Trigger warning: violence against children, women, and humanity at large. Also, cults.
As much as my lizard brain would love me to, I have a really tough time (intellectually) branding someone as ‘evil’. Sure, I am happy to call actions, ideologies, and institutions evil. By their fruits ye shall know them and all that – judge things by their consequences. Even in yesterday’s condemnation of neo-Nazi and murderer J.T. Ready, I avoided (with middling success) implying that Mr. Ready was an organically evil person. I find such descriptions do little to further our understanding of how to prevent these kinds of problems in the future. We only know who ‘evil people’ are after they’ve already done something evil, by which time it is too late. Plus, nobody ever thinks they’re evil – just misunderstood or held back by the forces of political correctness or something.

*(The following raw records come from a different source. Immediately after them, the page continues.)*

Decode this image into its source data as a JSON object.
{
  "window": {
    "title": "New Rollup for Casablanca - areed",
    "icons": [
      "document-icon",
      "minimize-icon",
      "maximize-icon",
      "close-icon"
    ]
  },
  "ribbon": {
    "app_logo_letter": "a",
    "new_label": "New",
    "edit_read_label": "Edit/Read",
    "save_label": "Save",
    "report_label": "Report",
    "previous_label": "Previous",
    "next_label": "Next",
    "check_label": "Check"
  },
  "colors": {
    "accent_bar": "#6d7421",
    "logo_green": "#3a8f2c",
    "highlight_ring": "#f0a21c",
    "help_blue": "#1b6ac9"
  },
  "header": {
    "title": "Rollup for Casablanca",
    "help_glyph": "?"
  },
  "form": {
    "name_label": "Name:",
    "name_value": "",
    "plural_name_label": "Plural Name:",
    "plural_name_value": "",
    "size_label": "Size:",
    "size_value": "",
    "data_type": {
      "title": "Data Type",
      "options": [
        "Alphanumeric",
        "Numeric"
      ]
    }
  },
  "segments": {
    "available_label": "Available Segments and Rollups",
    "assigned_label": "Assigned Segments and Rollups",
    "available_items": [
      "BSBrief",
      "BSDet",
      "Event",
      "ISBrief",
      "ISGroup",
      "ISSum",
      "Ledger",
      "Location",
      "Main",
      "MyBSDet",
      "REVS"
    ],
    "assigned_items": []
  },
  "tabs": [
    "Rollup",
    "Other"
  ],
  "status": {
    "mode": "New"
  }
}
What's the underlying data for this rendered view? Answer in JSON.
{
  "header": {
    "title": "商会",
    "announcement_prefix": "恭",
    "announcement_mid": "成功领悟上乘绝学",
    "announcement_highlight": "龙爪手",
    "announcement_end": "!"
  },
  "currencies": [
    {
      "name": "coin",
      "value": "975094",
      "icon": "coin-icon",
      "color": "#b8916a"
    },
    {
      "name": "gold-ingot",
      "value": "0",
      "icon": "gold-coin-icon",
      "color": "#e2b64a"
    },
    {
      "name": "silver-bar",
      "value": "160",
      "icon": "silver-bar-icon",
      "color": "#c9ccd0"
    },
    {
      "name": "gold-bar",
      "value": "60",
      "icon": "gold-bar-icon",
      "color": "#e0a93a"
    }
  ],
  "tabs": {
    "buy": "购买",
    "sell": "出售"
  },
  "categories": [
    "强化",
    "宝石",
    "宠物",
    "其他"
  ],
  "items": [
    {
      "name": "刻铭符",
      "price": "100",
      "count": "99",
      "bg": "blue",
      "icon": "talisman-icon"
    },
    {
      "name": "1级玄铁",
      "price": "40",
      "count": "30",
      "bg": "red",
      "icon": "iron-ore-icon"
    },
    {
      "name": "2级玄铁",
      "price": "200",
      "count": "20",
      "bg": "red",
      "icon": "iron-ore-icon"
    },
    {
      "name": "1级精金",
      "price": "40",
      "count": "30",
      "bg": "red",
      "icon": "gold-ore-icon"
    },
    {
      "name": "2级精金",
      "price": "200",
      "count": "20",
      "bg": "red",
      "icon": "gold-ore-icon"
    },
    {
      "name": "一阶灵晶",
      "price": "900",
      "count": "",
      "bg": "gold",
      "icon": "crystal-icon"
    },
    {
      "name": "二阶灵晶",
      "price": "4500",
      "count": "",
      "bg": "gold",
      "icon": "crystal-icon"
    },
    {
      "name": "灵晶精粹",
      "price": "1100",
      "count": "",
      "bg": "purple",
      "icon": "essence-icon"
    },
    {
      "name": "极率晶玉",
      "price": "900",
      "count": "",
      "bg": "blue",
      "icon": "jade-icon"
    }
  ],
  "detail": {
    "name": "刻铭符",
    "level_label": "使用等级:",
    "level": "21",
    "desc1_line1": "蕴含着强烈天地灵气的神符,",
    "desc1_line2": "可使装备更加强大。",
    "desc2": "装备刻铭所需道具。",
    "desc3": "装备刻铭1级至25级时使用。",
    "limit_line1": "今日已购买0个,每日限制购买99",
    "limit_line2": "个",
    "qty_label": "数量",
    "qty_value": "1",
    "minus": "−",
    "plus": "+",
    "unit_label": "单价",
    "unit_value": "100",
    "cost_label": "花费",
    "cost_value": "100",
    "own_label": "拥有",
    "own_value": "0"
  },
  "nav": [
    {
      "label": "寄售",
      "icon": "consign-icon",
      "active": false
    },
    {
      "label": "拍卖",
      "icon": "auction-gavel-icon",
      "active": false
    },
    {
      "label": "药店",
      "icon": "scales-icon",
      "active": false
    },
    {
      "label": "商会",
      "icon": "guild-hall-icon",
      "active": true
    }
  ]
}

People are not ‘evil’ in the sense that such language use would suppose. People are people, and we are all occasionally cognitively lazy enough to embrace ideas uncritically. The worst offenders among us embrace ideas that, directly or indirectly, hurt our fellow human beings. When we see that behaviour in someone else, we should be able to recognize our own shared failings. In so doing, we are better equipped to act with compassion and critical thought rather than knee-jerk blame, which only narrows our own field of vision for potential solutions.
I know all this, and have believed it for some time. That being said, it’s sometimes hard for me to put that principle into practice: [Read more...]